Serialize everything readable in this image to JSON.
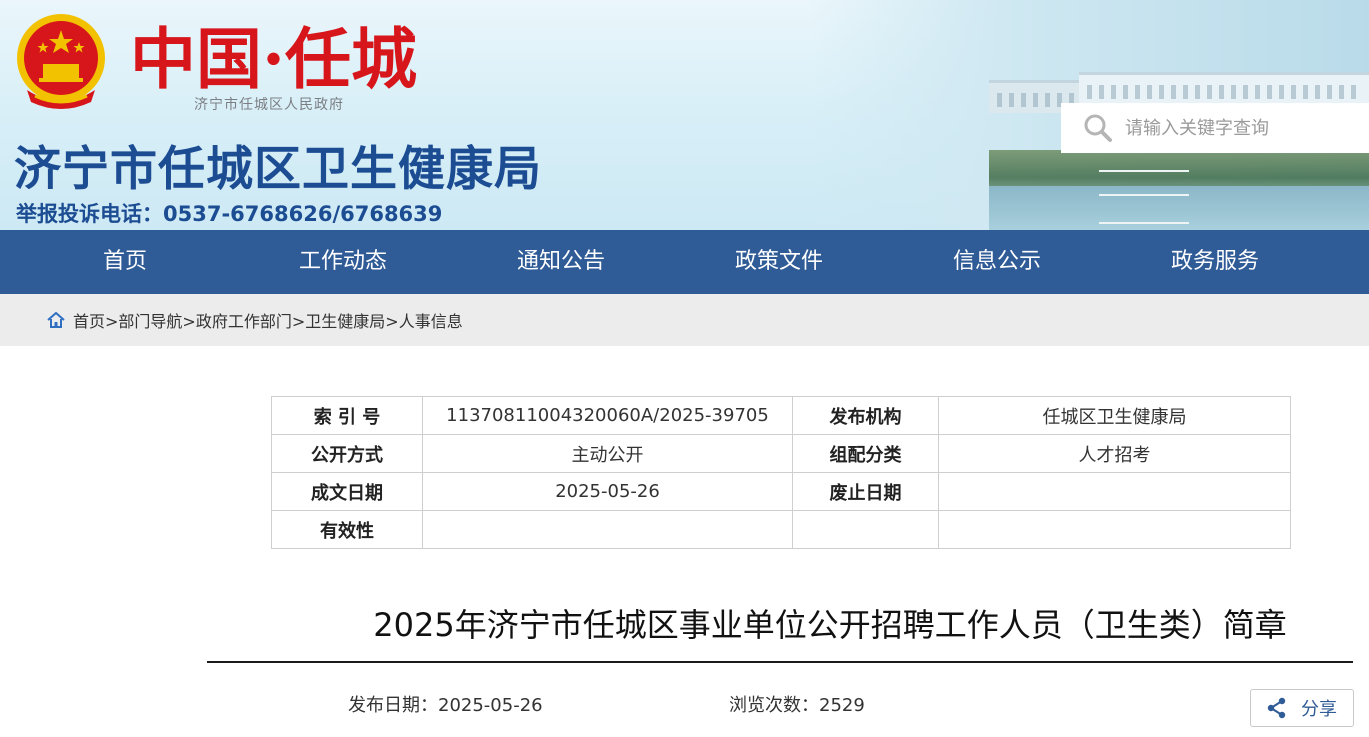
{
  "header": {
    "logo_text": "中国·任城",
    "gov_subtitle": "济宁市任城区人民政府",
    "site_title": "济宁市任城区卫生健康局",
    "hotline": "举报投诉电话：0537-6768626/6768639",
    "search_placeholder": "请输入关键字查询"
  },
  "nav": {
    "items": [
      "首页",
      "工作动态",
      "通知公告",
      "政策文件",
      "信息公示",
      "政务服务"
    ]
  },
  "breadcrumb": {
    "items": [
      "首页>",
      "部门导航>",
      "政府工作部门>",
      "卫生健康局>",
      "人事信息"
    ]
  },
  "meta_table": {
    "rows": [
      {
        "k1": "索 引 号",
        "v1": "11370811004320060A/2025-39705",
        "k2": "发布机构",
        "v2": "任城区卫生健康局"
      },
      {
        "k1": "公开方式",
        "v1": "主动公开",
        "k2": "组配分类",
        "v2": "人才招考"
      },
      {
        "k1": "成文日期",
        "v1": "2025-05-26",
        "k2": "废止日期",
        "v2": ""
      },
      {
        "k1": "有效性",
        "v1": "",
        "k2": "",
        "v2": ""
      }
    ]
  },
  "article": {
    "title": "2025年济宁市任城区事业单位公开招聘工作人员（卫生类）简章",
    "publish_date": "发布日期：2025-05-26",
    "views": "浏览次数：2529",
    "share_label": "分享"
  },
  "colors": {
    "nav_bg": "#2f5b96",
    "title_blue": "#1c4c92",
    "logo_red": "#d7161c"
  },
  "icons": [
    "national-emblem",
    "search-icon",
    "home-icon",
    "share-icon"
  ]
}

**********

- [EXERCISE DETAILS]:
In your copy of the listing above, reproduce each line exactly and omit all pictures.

- [RESPONSE AREA]:
Serialize everything readable in this image to JSON.
{
  "header": {
    "logo_text": "中国·任城",
    "gov_subtitle": "济宁市任城区人民政府",
    "site_title": "济宁市任城区卫生健康局",
    "hotline": "举报投诉电话：0537-6768626/6768639",
    "search_placeholder": "请输入关键字查询"
  },
  "nav": {
    "items": [
      "首页",
      "工作动态",
      "通知公告",
      "政策文件",
      "信息公示",
      "政务服务"
    ]
  },
  "breadcrumb": {
    "items": [
      "首页>",
      "部门导航>",
      "政府工作部门>",
      "卫生健康局>",
      "人事信息"
    ]
  },
  "meta_table": {
    "rows": [
      {
        "k1": "索 引 号",
        "v1": "11370811004320060A/2025-39705",
        "k2": "发布机构",
        "v2": "任城区卫生健康局"
      },
      {
        "k1": "公开方式",
        "v1": "主动公开",
        "k2": "组配分类",
        "v2": "人才招考"
      },
      {
        "k1": "成文日期",
        "v1": "2025-05-26",
        "k2": "废止日期",
        "v2": ""
      },
      {
        "k1": "有效性",
        "v1": "",
        "k2": "",
        "v2": ""
      }
    ]
  },
  "article": {
    "title": "2025年济宁市任城区事业单位公开招聘工作人员（卫生类）简章",
    "publish_date": "发布日期：2025-05-26",
    "views": "浏览次数：2529",
    "share_label": "分享"
  },
  "colors": {
    "nav_bg": "#2f5b96",
    "title_blue": "#1c4c92",
    "logo_red": "#d7161c"
  },
  "icons": [
    "national-emblem",
    "search-icon",
    "home-icon",
    "share-icon"
  ]
}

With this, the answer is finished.